INSTRUCTIONS TO FOLLOW: Give back the material that follows, identical in every line.

PROVIDED INFORMATION Start Marker

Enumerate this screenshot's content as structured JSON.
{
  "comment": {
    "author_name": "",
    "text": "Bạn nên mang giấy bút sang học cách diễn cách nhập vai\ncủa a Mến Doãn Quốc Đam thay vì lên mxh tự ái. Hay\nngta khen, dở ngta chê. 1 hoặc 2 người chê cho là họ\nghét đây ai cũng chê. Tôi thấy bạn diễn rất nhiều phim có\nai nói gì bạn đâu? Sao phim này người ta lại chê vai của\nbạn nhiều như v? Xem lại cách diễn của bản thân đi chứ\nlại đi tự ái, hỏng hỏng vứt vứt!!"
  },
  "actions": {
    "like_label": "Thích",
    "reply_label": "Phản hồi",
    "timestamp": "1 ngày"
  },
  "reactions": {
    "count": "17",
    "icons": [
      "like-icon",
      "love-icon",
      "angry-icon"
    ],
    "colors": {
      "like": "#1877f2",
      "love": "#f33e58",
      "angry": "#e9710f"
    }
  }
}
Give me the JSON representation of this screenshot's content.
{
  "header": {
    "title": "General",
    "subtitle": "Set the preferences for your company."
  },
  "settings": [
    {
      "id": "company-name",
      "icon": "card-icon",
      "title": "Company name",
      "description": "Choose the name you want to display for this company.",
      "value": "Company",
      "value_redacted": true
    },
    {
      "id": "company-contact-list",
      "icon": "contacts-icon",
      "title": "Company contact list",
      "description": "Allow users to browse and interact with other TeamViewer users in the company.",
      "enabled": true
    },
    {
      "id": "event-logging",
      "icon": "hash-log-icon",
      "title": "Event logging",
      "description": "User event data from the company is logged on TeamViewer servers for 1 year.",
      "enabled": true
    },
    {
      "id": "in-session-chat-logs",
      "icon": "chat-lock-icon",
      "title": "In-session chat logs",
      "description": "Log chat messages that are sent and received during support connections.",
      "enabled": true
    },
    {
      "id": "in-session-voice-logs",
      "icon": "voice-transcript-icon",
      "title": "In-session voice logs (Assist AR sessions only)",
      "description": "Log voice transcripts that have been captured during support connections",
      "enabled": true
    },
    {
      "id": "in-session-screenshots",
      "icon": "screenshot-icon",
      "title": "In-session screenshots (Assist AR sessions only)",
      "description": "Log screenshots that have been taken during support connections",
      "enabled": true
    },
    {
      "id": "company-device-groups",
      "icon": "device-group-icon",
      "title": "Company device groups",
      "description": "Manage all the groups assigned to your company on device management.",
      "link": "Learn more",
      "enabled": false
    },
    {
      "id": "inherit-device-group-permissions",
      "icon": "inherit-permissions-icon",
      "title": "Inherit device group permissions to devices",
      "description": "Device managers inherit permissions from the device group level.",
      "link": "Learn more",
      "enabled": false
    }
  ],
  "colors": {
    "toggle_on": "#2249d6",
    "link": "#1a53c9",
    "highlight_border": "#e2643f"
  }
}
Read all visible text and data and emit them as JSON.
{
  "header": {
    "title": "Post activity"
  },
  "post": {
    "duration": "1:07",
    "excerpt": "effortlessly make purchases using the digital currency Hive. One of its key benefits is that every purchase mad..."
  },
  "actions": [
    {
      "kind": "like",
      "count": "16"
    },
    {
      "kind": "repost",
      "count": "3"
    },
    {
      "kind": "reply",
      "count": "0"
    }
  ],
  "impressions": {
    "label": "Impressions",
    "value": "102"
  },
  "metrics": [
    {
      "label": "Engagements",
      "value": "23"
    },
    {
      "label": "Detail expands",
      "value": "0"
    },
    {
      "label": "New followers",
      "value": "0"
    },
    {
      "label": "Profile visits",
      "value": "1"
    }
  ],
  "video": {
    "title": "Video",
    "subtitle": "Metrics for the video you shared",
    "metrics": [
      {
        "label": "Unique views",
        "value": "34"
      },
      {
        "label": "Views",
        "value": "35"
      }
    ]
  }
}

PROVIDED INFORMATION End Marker

RESPONSE TO THIS TASK:
Enumerate this screenshot's content as structured JSON.
{
  "comment": {
    "author_name": "",
    "text": "Bạn nên mang giấy bút sang học cách diễn cách nhập vai\ncủa a Mến Doãn Quốc Đam thay vì lên mxh tự ái. Hay\nngta khen, dở ngta chê. 1 hoặc 2 người chê cho là họ\nghét đây ai cũng chê. Tôi thấy bạn diễn rất nhiều phim có\nai nói gì bạn đâu? Sao phim này người ta lại chê vai của\nbạn nhiều như v? Xem lại cách diễn của bản thân đi chứ\nlại đi tự ái, hỏng hỏng vứt vứt!!"
  },
  "actions": {
    "like_label": "Thích",
    "reply_label": "Phản hồi",
    "timestamp": "1 ngày"
  },
  "reactions": {
    "count": "17",
    "icons": [
      "like-icon",
      "love-icon",
      "angry-icon"
    ],
    "colors": {
      "like": "#1877f2",
      "love": "#f33e58",
      "angry": "#e9710f"
    }
  }
}
Give me the JSON representation of this screenshot's content.
{
  "header": {
    "title": "General",
    "subtitle": "Set the preferences for your company."
  },
  "settings": [
    {
      "id": "company-name",
      "icon": "card-icon",
      "title": "Company name",
      "description": "Choose the name you want to display for this company.",
      "value": "Company",
      "value_redacted": true
    },
    {
      "id": "company-contact-list",
      "icon": "contacts-icon",
      "title": "Company contact list",
      "description": "Allow users to browse and interact with other TeamViewer users in the company.",
      "enabled": true
    },
    {
      "id": "event-logging",
      "icon": "hash-log-icon",
      "title": "Event logging",
      "description": "User event data from the company is logged on TeamViewer servers for 1 year.",
      "enabled": true
    },
    {
      "id": "in-session-chat-logs",
      "icon": "chat-lock-icon",
      "title": "In-session chat logs",
      "description": "Log chat messages that are sent and received during support connections.",
      "enabled": true
    },
    {
      "id": "in-session-voice-logs",
      "icon": "voice-transcript-icon",
      "title": "In-session voice logs (Assist AR sessions only)",
      "description": "Log voice transcripts that have been captured during support connections",
      "enabled": true
    },
    {
      "id": "in-session-screenshots",
      "icon": "screenshot-icon",
      "title": "In-session screenshots (Assist AR sessions only)",
      "description": "Log screenshots that have been taken during support connections",
      "enabled": true
    },
    {
      "id": "company-device-groups",
      "icon": "device-group-icon",
      "title": "Company device groups",
      "description": "Manage all the groups assigned to your company on device management.",
      "link": "Learn more",
      "enabled": false
    },
    {
      "id": "inherit-device-group-permissions",
      "icon": "inherit-permissions-icon",
      "title": "Inherit device group permissions to devices",
      "description": "Device managers inherit permissions from the device group level.",
      "link": "Learn more",
      "enabled": false
    }
  ],
  "colors": {
    "toggle_on": "#2249d6",
    "link": "#1a53c9",
    "highlight_border": "#e2643f"
  }
}
Read all visible text and data and emit them as JSON.
{
  "header": {
    "title": "Post activity"
  },
  "post": {
    "duration": "1:07",
    "excerpt": "effortlessly make purchases using the digital currency Hive. One of its key benefits is that every purchase mad..."
  },
  "actions": [
    {
      "kind": "like",
      "count": "16"
    },
    {
      "kind": "repost",
      "count": "3"
    },
    {
      "kind": "reply",
      "count": "0"
    }
  ],
  "impressions": {
    "label": "Impressions",
    "value": "102"
  },
  "metrics": [
    {
      "label": "Engagements",
      "value": "23"
    },
    {
      "label": "Detail expands",
      "value": "0"
    },
    {
      "label": "New followers",
      "value": "0"
    },
    {
      "label": "Profile visits",
      "value": "1"
    }
  ],
  "video": {
    "title": "Video",
    "subtitle": "Metrics for the video you shared",
    "metrics": [
      {
        "label": "Unique views",
        "value": "34"
      },
      {
        "label": "Views",
        "value": "35"
      }
    ]
  }
}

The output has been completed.